===== Records supplied =====

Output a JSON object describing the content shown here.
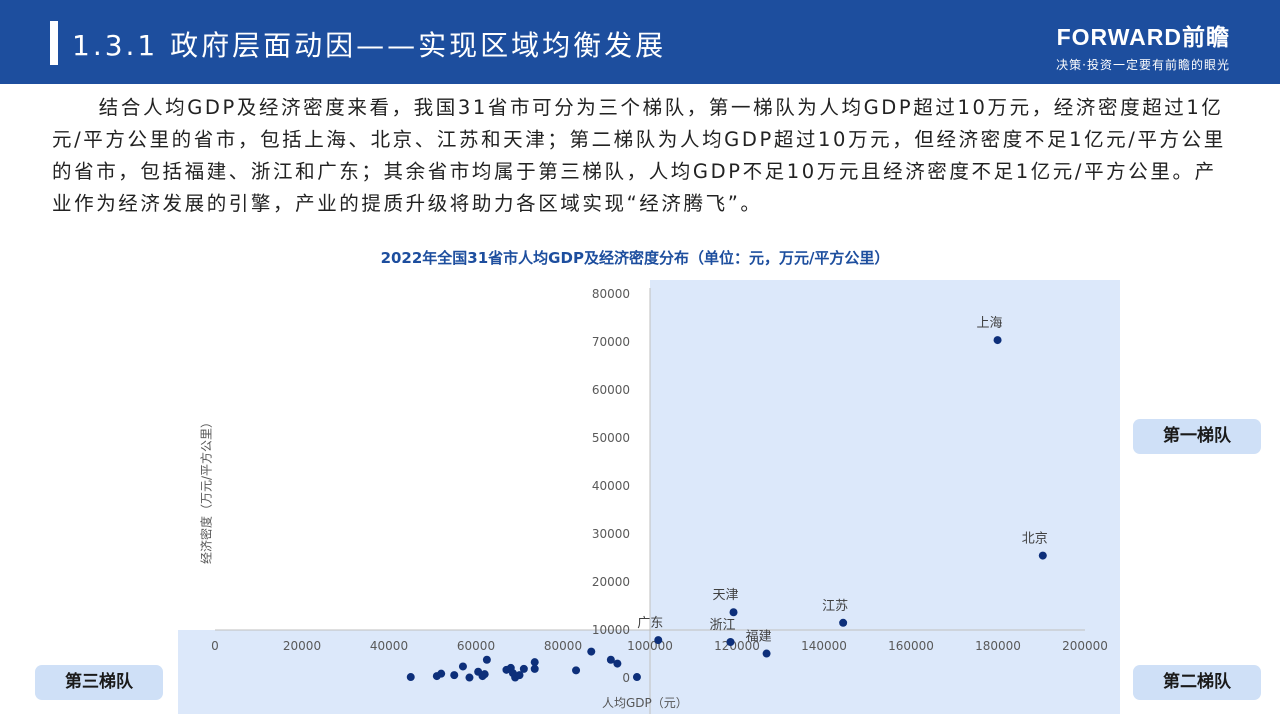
{
  "header": {
    "title": "1.3.1 政府层面动因——实现区域均衡发展",
    "brand_logo": "FORWARD前瞻",
    "brand_slogan": "决策·投资一定要有前瞻的眼光"
  },
  "paragraph": "结合人均GDP及经济密度来看，我国31省市可分为三个梯队，第一梯队为人均GDP超过10万元，经济密度超过1亿元/平方公里的省市，包括上海、北京、江苏和天津；第二梯队为人均GDP超过10万元，但经济密度不足1亿元/平方公里的省市，包括福建、浙江和广东；其余省市均属于第三梯队，人均GDP不足10万元且经济密度不足1亿元/平方公里。产业作为经济发展的引擎，产业的提质升级将助力各区域实现“经济腾飞”。",
  "tiers": {
    "first": "第一梯队",
    "second": "第二梯队",
    "third": "第三梯队"
  },
  "colors": {
    "header_bg": "#1d4e9e",
    "point": "#0d2f7a",
    "quadrant_fill": "#dce8fa",
    "tier_label_bg": "#cfe0f7"
  },
  "chart_data": {
    "type": "scatter",
    "title": "2022年全国31省市人均GDP及经济密度分布（单位：元，万元/平方公里）",
    "xlabel": "人均GDP（元）",
    "ylabel": "经济密度（万元/平方公里）",
    "xlim": [
      0,
      200000
    ],
    "ylim": [
      0,
      80000
    ],
    "x_ticks": [
      0,
      20000,
      40000,
      60000,
      80000,
      100000,
      120000,
      140000,
      160000,
      180000,
      200000
    ],
    "y_ticks": [
      0,
      10000,
      20000,
      30000,
      40000,
      50000,
      60000,
      70000,
      80000
    ],
    "quadrant_split": {
      "x": 100000,
      "y": 10000
    },
    "grid": false,
    "labeled_points": [
      {
        "label": "上海",
        "x": 179900,
        "y": 70400
      },
      {
        "label": "北京",
        "x": 190300,
        "y": 25500
      },
      {
        "label": "江苏",
        "x": 144400,
        "y": 11500
      },
      {
        "label": "天津",
        "x": 119200,
        "y": 13700
      },
      {
        "label": "浙江",
        "x": 118500,
        "y": 7500
      },
      {
        "label": "福建",
        "x": 126800,
        "y": 5100
      },
      {
        "label": "广东",
        "x": 101900,
        "y": 7900
      }
    ],
    "other_points": [
      {
        "x": 45000,
        "y": 200
      },
      {
        "x": 51000,
        "y": 400
      },
      {
        "x": 52000,
        "y": 900
      },
      {
        "x": 55000,
        "y": 600
      },
      {
        "x": 57000,
        "y": 2400
      },
      {
        "x": 58500,
        "y": 100
      },
      {
        "x": 60500,
        "y": 1300
      },
      {
        "x": 61500,
        "y": 400
      },
      {
        "x": 62000,
        "y": 800
      },
      {
        "x": 62500,
        "y": 3800
      },
      {
        "x": 67000,
        "y": 1700
      },
      {
        "x": 68000,
        "y": 2100
      },
      {
        "x": 68500,
        "y": 1000
      },
      {
        "x": 69000,
        "y": 100
      },
      {
        "x": 70000,
        "y": 600
      },
      {
        "x": 71000,
        "y": 1900
      },
      {
        "x": 73500,
        "y": 3300
      },
      {
        "x": 73500,
        "y": 1900
      },
      {
        "x": 83000,
        "y": 1600
      },
      {
        "x": 86500,
        "y": 5500
      },
      {
        "x": 91000,
        "y": 3800
      },
      {
        "x": 92500,
        "y": 3000
      },
      {
        "x": 97000,
        "y": 200
      }
    ]
  }
}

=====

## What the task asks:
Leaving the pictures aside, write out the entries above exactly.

## Answer to the exercise:
Output a JSON object describing the content shown here.
{
  "header": {
    "title": "1.3.1 政府层面动因——实现区域均衡发展",
    "brand_logo": "FORWARD前瞻",
    "brand_slogan": "决策·投资一定要有前瞻的眼光"
  },
  "paragraph": "结合人均GDP及经济密度来看，我国31省市可分为三个梯队，第一梯队为人均GDP超过10万元，经济密度超过1亿元/平方公里的省市，包括上海、北京、江苏和天津；第二梯队为人均GDP超过10万元，但经济密度不足1亿元/平方公里的省市，包括福建、浙江和广东；其余省市均属于第三梯队，人均GDP不足10万元且经济密度不足1亿元/平方公里。产业作为经济发展的引擎，产业的提质升级将助力各区域实现“经济腾飞”。",
  "tiers": {
    "first": "第一梯队",
    "second": "第二梯队",
    "third": "第三梯队"
  },
  "colors": {
    "header_bg": "#1d4e9e",
    "point": "#0d2f7a",
    "quadrant_fill": "#dce8fa",
    "tier_label_bg": "#cfe0f7"
  },
  "chart_data": {
    "type": "scatter",
    "title": "2022年全国31省市人均GDP及经济密度分布（单位：元，万元/平方公里）",
    "xlabel": "人均GDP（元）",
    "ylabel": "经济密度（万元/平方公里）",
    "xlim": [
      0,
      200000
    ],
    "ylim": [
      0,
      80000
    ],
    "x_ticks": [
      0,
      20000,
      40000,
      60000,
      80000,
      100000,
      120000,
      140000,
      160000,
      180000,
      200000
    ],
    "y_ticks": [
      0,
      10000,
      20000,
      30000,
      40000,
      50000,
      60000,
      70000,
      80000
    ],
    "quadrant_split": {
      "x": 100000,
      "y": 10000
    },
    "grid": false,
    "labeled_points": [
      {
        "label": "上海",
        "x": 179900,
        "y": 70400
      },
      {
        "label": "北京",
        "x": 190300,
        "y": 25500
      },
      {
        "label": "江苏",
        "x": 144400,
        "y": 11500
      },
      {
        "label": "天津",
        "x": 119200,
        "y": 13700
      },
      {
        "label": "浙江",
        "x": 118500,
        "y": 7500
      },
      {
        "label": "福建",
        "x": 126800,
        "y": 5100
      },
      {
        "label": "广东",
        "x": 101900,
        "y": 7900
      }
    ],
    "other_points": [
      {
        "x": 45000,
        "y": 200
      },
      {
        "x": 51000,
        "y": 400
      },
      {
        "x": 52000,
        "y": 900
      },
      {
        "x": 55000,
        "y": 600
      },
      {
        "x": 57000,
        "y": 2400
      },
      {
        "x": 58500,
        "y": 100
      },
      {
        "x": 60500,
        "y": 1300
      },
      {
        "x": 61500,
        "y": 400
      },
      {
        "x": 62000,
        "y": 800
      },
      {
        "x": 62500,
        "y": 3800
      },
      {
        "x": 67000,
        "y": 1700
      },
      {
        "x": 68000,
        "y": 2100
      },
      {
        "x": 68500,
        "y": 1000
      },
      {
        "x": 69000,
        "y": 100
      },
      {
        "x": 70000,
        "y": 600
      },
      {
        "x": 71000,
        "y": 1900
      },
      {
        "x": 73500,
        "y": 3300
      },
      {
        "x": 73500,
        "y": 1900
      },
      {
        "x": 83000,
        "y": 1600
      },
      {
        "x": 86500,
        "y": 5500
      },
      {
        "x": 91000,
        "y": 3800
      },
      {
        "x": 92500,
        "y": 3000
      },
      {
        "x": 97000,
        "y": 200
      }
    ]
  }
}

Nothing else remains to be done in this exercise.